in Articles June 21, 2017
Featured image credit: BBC
London is one of the most diverse cities in the world. Different faiths, backgrounds and nationalities are spread equally across the boroughs, giving the capital an identity like few others. Yet this diversity has the capacity to breed its own sense of division. People can become entrenched within their own communities, so while Londoners may live in close quarters, they sometimes fail to understand one another.
For Natan Levy, a Rabbi in Edgware, north London, this failure was cast in unflattering relief on a Friday in 2014. ‘It was the Shabbat before Ramadan, and we had invited over a friend of ours, a Muslim woman who wears a hijab, to the Synagogue.’ It was an Orthodox service, so Levy’s guest sat in the women’s section. ‘To make a long story short, a young Jewish woman saw the Muslim woman with the hijab, basically screamed, and ran home to her mother, and the mother said to alert the synagogue security.’
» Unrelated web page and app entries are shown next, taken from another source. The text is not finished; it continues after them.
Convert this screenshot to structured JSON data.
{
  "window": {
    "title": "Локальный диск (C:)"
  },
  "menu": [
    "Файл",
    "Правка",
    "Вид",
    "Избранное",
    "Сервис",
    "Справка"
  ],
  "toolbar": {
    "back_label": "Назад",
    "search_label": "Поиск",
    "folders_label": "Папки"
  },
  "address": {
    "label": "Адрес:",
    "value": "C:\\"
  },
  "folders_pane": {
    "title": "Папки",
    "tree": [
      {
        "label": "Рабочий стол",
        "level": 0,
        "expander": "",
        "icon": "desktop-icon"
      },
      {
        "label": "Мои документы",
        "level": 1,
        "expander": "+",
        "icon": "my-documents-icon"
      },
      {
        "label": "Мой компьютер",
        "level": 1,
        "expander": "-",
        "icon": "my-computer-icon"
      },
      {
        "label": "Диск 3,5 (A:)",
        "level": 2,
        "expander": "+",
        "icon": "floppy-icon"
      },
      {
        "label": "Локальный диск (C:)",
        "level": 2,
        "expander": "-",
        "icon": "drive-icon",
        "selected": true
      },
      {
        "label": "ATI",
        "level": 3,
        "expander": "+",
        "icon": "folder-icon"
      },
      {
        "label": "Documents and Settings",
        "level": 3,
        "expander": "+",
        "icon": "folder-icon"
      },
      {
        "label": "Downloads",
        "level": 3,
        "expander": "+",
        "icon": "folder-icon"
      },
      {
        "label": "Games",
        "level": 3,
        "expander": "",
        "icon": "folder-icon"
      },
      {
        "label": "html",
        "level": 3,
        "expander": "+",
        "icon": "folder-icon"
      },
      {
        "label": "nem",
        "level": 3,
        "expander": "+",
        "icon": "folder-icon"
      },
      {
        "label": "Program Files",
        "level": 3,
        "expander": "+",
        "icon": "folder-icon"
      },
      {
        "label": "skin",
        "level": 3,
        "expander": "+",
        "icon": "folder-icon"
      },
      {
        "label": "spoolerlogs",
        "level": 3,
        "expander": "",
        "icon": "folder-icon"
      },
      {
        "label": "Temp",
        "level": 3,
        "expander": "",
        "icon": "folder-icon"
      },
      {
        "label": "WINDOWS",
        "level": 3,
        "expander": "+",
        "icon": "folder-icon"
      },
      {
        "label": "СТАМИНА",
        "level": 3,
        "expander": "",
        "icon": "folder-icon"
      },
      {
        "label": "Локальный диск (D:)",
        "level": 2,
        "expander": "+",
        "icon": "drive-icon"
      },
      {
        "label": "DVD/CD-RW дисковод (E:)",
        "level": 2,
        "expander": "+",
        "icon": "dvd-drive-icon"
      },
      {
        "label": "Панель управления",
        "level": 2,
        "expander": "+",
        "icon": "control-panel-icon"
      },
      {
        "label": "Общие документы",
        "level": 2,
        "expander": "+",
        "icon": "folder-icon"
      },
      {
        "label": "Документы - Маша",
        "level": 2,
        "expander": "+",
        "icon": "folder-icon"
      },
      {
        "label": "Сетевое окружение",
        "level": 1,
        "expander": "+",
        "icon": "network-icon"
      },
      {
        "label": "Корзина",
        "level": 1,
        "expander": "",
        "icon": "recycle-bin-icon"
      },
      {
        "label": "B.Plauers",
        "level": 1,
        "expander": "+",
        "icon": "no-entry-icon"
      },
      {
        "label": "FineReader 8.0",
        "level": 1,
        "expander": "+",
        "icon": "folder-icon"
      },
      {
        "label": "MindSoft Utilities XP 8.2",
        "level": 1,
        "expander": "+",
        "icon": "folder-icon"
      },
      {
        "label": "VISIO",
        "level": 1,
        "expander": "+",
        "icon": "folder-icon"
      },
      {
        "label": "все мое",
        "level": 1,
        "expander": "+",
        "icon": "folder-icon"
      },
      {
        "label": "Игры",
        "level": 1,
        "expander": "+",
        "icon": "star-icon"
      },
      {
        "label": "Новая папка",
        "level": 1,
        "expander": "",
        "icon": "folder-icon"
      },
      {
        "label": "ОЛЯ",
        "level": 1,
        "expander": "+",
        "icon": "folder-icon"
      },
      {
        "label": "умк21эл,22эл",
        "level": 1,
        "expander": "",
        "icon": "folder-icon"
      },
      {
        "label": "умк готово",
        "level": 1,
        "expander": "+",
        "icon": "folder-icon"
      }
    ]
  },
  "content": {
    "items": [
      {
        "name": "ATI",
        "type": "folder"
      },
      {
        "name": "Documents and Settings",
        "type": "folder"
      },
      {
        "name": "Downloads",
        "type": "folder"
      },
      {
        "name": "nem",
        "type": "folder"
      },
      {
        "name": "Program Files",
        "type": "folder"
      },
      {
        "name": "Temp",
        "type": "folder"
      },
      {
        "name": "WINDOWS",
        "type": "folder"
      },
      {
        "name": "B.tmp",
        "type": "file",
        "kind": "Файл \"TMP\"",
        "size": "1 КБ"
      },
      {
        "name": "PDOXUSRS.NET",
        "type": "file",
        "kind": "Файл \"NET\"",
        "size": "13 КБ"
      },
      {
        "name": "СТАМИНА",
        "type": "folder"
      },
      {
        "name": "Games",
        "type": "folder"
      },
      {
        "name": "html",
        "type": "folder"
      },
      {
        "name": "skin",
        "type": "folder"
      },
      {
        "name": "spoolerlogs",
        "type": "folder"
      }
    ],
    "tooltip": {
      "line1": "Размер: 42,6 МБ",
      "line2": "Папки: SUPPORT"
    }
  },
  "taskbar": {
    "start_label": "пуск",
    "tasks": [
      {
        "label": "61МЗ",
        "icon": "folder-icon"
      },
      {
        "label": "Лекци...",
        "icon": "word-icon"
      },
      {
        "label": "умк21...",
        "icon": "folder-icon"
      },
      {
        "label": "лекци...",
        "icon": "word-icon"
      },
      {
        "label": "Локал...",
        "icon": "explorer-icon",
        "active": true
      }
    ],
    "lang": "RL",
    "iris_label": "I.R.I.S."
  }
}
This moment, Levy tells us, was the ‘catalyst’ that inspired him to observe the fast for Ramadan that year. He describes his decision at the time as being ‘fairly ad-hoc’, but he would soon notice the lasting effect of his gesture. ‘Even though diverse faith communities live side by side, we’re usually too busy to really appreciate each other’s faith and diversity. …but by having a Rabbi fast for Ramadan, a conversation could begin within my own Jewish community. People came up to me that first week in the synagogue and asked: What’s this Ramadan thing.’
‘That would spark a unique opportunity to talk about other faiths, other traditions, and concerns that people had. This was the most important element, the questions people asked.’
At the time, Levy told the BBC that he was observing Ramadan as a way to create a ‘touchstone for conversation’ between the faiths. Three years later, he still stresses the importance of interfaith dialogue, even in a city as lauded for its openness as London. ‘Though we live in London, the opportunity to really engage with people of other faiths is lacking.’ Starting conversations with others, Levy explains, allows us ‘to go beyond just the interfaith platitudes. to explore the lived joy in celebrating religion.’
‘Having people engage with each other breaks down stereotypes, allowing people to see each other as human beings before anything else.’ During Ramadan 2014, it was ‘incredible hospitality’ that let Rabbi Levy experience these connections most strongly.
‘I was invited to more Iftars than I could possibly attend – I actually gained weight during Ramadan. People invited me into their homes with their families. The Muslim community expressed this incredible level of hospitality, toward myself and my family. It was deeply touching.’
He also learned more about the lesser known aspects of Ramadan: ‘Ramadan brings a focus on poverty and injustice around the world. There’s a lot of engagement with people who won’t be able to break their fast, who are continuously hungry. That was something that I didn’t really appreciate – how Ramadan and tithing raise serious questions about how we create a more just society.’ The fast itself had its own impact on Levy: ‘I really appreciated another religion for the ritual. There’s a real richness there. The fasting together created a bond that went much deeper than words, which you don’t really think is a big deal unless you experience it yourself.’
The world is very different since the summer Rabbi Levy observed Ramadan. Over the past year, the stories dominating the news have been fraught with tension. It would seem that there’s never been a more crucial time to learn about the views of our neighbours. Given his experience in 2014, what advice would Rabbi Levy offer to help us be more open with one another?
‘Reach out to faith leaders in your local area. I’ve found that if I call up any Imam in Edgware and say, “can I bring a few of my students or community [to visit]”, I’ve always gotten a “yes”. That’s a great way of engaging with another culture.’
‘Connect with London’s vibrant interfaith scene. If you want to sit with scholars studying the Torah alongside the Qu’ran, or watch or even perform in an interfaith drama session, you can find that in London. And the interfaith organisations, like Faiths Forum for London can help to connect you to all the vibrant inter-connectivity that makes this city so very special. Just drop us a line.’
in Articles June 21, 2017